Task requirements
Going line by line through the data below, how many lines contain the word "naming"? Give only the number.

————

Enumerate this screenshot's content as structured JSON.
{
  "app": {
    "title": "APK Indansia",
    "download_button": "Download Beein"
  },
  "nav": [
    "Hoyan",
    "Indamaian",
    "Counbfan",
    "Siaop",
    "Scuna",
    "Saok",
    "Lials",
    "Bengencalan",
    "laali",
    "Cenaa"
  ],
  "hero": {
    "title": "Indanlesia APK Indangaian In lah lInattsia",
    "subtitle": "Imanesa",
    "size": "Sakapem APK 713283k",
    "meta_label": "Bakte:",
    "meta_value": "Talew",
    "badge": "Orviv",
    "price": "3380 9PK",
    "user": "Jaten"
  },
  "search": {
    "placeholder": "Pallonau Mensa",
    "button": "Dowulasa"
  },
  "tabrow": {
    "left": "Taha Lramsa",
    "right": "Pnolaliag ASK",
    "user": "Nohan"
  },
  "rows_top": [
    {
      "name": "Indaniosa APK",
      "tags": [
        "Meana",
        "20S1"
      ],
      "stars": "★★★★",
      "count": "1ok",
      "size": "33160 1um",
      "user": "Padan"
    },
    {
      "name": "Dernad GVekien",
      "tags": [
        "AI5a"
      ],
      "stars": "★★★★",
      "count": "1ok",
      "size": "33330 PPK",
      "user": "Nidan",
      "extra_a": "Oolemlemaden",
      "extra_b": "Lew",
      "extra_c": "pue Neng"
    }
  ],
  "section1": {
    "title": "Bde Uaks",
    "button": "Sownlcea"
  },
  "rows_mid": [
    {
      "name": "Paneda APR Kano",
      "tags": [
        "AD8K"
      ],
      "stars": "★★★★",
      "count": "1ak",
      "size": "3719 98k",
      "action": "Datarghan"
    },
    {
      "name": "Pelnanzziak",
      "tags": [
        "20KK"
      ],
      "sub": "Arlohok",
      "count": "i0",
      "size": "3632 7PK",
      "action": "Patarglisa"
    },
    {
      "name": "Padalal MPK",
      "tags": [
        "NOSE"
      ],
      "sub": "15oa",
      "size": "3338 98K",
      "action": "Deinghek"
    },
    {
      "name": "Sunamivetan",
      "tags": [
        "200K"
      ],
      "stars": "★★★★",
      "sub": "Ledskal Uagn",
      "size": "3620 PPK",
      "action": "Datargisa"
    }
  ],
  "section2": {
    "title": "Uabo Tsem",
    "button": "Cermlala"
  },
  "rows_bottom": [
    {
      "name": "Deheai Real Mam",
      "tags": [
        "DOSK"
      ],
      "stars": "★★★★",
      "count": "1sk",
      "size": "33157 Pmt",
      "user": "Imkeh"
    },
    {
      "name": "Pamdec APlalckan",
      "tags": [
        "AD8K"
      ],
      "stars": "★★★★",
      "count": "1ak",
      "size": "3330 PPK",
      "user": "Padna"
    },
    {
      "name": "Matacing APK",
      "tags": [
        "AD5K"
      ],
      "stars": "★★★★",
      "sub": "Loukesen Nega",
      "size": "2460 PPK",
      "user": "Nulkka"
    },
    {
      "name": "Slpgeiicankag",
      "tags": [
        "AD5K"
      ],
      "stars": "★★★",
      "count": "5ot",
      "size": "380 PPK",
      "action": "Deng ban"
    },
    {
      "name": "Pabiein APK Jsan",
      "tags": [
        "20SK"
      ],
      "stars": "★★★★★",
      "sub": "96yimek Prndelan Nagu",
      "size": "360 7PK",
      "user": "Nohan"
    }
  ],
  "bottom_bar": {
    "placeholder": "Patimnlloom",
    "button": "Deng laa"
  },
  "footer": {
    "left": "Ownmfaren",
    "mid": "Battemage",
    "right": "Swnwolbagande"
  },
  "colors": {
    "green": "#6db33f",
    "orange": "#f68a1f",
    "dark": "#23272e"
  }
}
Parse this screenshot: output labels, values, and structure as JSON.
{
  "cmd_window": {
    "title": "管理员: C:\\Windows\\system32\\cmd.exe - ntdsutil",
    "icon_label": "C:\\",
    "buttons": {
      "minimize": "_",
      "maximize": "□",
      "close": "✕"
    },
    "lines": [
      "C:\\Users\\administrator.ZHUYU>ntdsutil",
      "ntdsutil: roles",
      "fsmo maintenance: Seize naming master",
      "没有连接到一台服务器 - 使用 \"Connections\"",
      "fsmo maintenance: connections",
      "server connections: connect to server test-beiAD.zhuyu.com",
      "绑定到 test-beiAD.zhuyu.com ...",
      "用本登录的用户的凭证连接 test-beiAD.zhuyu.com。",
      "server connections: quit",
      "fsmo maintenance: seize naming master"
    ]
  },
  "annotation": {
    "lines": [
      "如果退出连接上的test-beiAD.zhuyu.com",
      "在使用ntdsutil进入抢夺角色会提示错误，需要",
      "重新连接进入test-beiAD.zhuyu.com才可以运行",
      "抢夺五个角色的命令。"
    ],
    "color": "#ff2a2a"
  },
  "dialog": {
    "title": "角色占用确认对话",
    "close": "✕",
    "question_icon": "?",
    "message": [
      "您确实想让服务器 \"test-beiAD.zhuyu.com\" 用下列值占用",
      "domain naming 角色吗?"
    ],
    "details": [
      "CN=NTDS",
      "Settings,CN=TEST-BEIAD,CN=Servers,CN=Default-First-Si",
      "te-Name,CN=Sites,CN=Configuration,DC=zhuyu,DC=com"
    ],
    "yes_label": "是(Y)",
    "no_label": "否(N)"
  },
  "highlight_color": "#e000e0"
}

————

Solution
3